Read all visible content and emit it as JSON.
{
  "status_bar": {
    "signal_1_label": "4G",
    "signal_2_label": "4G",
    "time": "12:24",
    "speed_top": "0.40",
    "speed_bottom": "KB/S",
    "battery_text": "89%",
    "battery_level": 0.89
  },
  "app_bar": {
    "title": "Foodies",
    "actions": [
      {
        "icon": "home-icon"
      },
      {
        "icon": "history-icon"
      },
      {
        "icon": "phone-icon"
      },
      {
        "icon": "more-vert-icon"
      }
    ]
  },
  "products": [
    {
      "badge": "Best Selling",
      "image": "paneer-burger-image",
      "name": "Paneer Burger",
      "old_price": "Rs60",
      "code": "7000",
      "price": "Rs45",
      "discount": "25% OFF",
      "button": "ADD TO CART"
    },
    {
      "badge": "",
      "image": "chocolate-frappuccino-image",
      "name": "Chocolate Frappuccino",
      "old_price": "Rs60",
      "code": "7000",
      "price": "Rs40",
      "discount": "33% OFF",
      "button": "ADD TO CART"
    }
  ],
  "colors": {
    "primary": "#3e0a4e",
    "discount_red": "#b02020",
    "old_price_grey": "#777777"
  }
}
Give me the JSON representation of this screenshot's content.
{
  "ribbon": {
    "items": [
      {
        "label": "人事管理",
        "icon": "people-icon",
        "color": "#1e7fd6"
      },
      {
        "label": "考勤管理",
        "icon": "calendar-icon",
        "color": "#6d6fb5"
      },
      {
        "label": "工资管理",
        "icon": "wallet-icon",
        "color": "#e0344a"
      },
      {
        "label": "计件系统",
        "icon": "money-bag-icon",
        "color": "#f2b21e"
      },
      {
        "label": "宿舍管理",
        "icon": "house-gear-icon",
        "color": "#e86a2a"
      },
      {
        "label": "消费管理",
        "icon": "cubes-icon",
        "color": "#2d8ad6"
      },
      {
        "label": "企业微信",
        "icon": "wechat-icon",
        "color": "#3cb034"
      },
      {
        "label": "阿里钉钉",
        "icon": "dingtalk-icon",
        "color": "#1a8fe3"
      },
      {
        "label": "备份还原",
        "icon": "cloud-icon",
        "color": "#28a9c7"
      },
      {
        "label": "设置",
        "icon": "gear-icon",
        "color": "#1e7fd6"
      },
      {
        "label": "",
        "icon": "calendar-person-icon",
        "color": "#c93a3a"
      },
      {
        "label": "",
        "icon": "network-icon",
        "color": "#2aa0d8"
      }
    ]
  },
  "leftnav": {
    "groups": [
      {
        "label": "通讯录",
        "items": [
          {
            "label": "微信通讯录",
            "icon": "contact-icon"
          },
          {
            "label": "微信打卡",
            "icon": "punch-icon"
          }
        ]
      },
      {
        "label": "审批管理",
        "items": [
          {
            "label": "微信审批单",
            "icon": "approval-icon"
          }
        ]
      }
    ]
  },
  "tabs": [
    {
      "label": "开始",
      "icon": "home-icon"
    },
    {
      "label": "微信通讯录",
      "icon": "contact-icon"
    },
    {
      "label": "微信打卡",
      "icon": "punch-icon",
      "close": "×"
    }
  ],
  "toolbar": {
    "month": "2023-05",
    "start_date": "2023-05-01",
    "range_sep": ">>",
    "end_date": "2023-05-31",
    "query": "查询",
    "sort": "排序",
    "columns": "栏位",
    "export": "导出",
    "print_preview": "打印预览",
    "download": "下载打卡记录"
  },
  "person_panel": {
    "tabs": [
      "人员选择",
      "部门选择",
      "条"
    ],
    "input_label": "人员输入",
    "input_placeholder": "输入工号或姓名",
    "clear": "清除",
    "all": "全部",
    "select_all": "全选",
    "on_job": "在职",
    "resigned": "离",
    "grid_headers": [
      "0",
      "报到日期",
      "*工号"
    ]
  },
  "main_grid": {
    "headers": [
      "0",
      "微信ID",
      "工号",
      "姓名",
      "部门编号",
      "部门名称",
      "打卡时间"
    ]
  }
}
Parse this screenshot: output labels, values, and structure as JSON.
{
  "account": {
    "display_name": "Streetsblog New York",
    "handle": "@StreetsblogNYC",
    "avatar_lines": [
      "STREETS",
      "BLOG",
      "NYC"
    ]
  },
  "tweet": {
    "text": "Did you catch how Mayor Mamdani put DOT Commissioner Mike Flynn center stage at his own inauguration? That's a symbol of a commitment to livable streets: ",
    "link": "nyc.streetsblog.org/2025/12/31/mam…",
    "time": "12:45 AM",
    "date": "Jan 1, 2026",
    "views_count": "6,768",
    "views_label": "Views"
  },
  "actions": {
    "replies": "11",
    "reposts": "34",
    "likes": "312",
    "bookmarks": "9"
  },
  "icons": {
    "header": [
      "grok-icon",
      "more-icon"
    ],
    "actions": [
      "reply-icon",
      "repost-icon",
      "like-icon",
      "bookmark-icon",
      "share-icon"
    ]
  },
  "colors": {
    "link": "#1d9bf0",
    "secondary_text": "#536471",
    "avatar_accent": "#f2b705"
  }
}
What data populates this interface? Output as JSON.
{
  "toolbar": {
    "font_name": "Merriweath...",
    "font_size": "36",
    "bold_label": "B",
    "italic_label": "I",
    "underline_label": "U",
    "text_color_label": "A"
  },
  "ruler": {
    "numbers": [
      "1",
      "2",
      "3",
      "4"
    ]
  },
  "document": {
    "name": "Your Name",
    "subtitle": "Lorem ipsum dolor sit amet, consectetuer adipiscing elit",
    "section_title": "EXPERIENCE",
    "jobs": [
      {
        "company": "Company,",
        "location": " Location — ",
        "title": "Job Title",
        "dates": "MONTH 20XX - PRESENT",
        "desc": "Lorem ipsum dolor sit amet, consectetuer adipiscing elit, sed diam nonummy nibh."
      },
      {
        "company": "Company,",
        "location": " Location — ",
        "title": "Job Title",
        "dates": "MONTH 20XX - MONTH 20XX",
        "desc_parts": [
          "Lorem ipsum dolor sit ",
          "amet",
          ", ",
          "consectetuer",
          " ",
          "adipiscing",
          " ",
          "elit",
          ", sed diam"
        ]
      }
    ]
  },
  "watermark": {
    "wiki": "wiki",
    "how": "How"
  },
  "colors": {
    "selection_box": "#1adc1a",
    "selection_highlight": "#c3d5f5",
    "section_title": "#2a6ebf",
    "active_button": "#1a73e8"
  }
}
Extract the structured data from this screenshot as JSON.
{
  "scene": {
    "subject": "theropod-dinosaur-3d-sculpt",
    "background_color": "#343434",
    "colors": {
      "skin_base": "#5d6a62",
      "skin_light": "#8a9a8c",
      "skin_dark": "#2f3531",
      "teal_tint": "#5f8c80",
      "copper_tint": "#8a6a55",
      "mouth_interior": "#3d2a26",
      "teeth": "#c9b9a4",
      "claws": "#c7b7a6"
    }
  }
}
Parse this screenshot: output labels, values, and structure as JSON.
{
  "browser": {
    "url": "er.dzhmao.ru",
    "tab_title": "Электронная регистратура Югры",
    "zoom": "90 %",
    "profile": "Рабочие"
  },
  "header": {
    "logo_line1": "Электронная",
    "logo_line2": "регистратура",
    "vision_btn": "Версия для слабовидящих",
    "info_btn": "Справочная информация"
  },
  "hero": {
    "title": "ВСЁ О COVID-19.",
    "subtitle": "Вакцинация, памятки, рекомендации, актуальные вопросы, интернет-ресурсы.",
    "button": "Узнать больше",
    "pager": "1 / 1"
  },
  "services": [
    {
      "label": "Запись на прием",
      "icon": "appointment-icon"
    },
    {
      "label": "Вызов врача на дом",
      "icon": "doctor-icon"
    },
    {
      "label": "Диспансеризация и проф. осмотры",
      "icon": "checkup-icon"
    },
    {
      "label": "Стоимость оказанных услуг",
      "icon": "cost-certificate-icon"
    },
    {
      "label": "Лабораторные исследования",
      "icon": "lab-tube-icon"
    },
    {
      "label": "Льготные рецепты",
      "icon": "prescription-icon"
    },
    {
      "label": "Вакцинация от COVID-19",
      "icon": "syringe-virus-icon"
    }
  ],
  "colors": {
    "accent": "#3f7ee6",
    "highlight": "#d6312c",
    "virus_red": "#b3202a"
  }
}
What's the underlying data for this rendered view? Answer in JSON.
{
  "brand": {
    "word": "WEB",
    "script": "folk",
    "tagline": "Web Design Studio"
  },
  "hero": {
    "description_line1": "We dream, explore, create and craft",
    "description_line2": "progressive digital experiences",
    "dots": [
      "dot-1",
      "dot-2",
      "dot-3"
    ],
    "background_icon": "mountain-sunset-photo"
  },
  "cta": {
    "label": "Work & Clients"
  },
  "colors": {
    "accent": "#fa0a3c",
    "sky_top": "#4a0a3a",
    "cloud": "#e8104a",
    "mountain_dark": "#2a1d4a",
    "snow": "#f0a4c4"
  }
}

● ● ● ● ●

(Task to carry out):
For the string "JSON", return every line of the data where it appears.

(Worked solution):
Read all visible content and emit it as JSON.
Give me the JSON representation of this screenshot's content.
Parse this screenshot: output labels, values, and structure as JSON.
What data populates this interface? Output as JSON.
Extract the structured data from this screenshot as JSON.
Parse this screenshot: output labels, values, and structure as JSON.
What's the underlying data for this rendered view? Answer in JSON.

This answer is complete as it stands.